Transsexual: someone who gender identifies with and/or lives as someone of the opposite biological sex, takes hormones and pursues sex reassignment surgery[6]

Transsexual Man: FTM or female-to-male transsexual

Transsexual Woman: MTF or male-to-female transsexual

Two Spirited: an aboriginal term for someone possessing both male and female spirits and who is thus neither male nor female, includes lesbian, gay, bisexual and transgendered individuals[5] [11]

The Vowed Virgins of Albania: These are girls and women who choose to become the heads of their household when the man of their household dies and there is no other man to take his place. These women cut their hair short and live the rest of their lives doing the men’s work, socializing with men, and being treated like the men of the household. They never marry or have children.[13]

WSW: a term to describe a woman who has sex with women. This is an epidemiological term referring only to behaviour and ignores the relationships, culture and beliefs of a self-identified gay woman[2] [6].

Xanith: This is an Islamic term that refers to "males who enjoy all the rights of a man under the law, worship in mosques with other men, have male names, and are referred to with the use of masculine grammatical form. However, xanith perform the role of women within their households and their attractiveness is judged by standards of female beauty." They are segregated with women for the most festive occasions. Unlike both men and women of that culture, xanith go bareheaded and wear more perfume than either the women or the men. They are also male sexual partners for other men. Xanith may choose to change their status to male by marrying a woman and producing a bloodied handkerchief that proves the consummation of the marriage.[13]

Zami: a word used by lesbians of African descent, meaning women who work together as friends and lovers[12]


2. Cornelson BM. Addressing the sexual health needs of gay and bisexual men in health care settings. The Canadian Journal of Human Sexuality. 1998;7(3):261-271.

3. Garofalo R, Katz E. Health care issues of gay and lesbian youth. Current Opinion in Pediatrics. 2001;13:298-302.

4. Solarz, AL Ed. Lesbian Health: Current Assessment and Directions for the Future.
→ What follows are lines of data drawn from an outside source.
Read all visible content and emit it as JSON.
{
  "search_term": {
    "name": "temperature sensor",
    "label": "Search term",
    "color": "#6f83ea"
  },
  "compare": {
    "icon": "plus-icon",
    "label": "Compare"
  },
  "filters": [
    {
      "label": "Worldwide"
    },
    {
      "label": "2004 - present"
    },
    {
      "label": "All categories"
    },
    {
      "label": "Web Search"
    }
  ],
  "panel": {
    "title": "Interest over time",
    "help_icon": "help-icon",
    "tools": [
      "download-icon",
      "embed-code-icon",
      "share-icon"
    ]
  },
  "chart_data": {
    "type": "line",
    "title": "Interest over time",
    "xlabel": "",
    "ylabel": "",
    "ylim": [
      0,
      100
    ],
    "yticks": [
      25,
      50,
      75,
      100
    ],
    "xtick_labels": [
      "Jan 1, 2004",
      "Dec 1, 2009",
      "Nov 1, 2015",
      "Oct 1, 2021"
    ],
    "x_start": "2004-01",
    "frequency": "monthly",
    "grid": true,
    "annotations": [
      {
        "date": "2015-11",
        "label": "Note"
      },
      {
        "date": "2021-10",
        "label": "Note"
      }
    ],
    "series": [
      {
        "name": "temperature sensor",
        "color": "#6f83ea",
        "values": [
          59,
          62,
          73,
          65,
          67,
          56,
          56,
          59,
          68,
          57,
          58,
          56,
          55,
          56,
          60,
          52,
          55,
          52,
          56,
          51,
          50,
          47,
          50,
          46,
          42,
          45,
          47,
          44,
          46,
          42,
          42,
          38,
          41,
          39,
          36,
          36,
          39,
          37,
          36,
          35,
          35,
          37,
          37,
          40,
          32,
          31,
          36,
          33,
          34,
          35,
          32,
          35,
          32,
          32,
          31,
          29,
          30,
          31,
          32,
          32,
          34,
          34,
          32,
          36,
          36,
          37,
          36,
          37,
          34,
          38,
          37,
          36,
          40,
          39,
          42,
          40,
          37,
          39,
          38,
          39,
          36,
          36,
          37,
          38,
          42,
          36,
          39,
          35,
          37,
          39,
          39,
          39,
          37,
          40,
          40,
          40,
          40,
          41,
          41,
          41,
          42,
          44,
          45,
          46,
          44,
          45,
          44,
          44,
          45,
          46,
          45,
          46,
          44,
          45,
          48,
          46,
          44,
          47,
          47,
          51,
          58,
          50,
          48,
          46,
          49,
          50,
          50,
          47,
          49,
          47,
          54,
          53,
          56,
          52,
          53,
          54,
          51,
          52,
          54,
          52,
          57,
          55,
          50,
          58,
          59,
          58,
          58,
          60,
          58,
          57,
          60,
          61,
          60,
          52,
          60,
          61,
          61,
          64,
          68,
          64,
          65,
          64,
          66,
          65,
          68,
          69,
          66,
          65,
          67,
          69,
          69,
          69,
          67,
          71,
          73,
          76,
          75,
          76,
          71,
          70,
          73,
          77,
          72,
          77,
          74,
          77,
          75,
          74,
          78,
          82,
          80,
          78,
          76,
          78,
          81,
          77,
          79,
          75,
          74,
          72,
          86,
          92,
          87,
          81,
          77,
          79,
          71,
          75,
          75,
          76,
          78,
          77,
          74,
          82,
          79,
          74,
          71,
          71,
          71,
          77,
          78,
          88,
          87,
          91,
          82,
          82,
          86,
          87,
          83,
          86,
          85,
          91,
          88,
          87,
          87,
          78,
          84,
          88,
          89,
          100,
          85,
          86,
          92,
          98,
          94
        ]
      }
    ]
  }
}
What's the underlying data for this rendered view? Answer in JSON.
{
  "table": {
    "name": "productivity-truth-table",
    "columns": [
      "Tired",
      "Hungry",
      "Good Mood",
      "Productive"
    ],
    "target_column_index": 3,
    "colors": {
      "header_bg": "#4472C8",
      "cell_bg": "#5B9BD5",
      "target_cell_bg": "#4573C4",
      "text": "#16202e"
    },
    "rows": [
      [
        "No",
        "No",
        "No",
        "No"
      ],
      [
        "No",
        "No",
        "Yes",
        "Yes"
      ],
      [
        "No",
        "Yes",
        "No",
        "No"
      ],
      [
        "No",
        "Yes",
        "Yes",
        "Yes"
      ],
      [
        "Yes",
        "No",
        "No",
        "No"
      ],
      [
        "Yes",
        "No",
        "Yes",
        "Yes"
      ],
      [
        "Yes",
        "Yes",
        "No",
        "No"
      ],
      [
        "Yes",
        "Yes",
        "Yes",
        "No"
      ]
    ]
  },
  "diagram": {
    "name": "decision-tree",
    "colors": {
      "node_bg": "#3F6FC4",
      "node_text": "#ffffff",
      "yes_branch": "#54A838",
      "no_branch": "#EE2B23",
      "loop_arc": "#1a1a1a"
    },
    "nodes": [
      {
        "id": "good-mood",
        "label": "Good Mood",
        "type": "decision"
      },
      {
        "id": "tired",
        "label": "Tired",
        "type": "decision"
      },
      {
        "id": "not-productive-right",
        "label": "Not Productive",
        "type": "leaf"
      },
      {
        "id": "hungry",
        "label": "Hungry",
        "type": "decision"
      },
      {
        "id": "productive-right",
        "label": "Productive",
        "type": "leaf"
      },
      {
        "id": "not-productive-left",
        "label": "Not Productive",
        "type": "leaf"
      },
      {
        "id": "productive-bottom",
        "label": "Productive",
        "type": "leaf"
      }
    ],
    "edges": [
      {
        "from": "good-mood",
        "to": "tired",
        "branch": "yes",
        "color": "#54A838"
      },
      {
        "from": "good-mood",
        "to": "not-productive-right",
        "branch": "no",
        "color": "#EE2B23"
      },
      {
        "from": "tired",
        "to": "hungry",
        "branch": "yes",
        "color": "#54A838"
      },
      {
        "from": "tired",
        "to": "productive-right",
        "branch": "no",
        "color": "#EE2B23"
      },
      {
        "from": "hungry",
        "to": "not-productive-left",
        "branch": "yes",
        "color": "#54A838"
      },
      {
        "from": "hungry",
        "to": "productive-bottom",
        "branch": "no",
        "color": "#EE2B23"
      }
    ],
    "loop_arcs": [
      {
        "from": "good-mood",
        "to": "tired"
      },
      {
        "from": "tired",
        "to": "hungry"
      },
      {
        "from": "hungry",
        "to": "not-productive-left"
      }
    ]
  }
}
Washington DC. National Academy Press; 1999.

5. Hudspith M. Caring for Lesbian Health: A Resource for Canadian Health Care Providers, Policy Makers and Planners, Revised Edition. 2001. Health Canada. Accessed October 24, 2003.

6. Schilder AJ, Kennedy C, Goldstone IL, Ogden RD, Hogg RS, O'Shaughnessy MV. "Being dealth with as a whole person." Care seeking and adherence: the benefits of culturally competent care. Social Science & Medicine. 2001;52:1643-1659.

7. Oriel KA. Medical care of transsexual patients. Journal of the Gay and Lesbian Medical Association. 2000;4(4):185-194.

8. Kessler SJ. Lesons from the Intersexed. New Brunswick: Rutgers University Press; 1998.

9. Davis V, Christilaw JE, Edwards C, Francoeur D, Grant LJ, Parish B, Saraf-Dhar R, Steben M. SOGC Clinical Practice Guidelines. Policy Statement No. 87. Lesbian Health Guidelines. Journal of the Society of Obstetricians and Gynecologists of Canada. 2000;22(3):202-205. Accessed on July 18, 2003.

10. Kaiser Permanente National Diversity Council. A Provider's Handbook on Culturally Competent Care: Lesbian, Gay, Bisexual and Transgendered Population. Oakland, CA. Kaiser Permanente; 2000.

11. Brotman S, Ryan B, Jalbert Y, Rowe B. Reclaiming space-regaining health: the health care experiences of Two-Spirit people in Canada. Journal of Gay & Lesbian Social Services. 2002;14(1):67-87.

12. Bailey JV, Farquhar C, Owen C, Whittaker D. Sexual behaviour of lesbians and bisexual women. Sexually Transmitted Infections. 2003;79:147-150.

13. Nelson A, Robinson BW. Gender in Canada. 2nd ed. Toronto: Prentice Hall; 2002.

All references for this section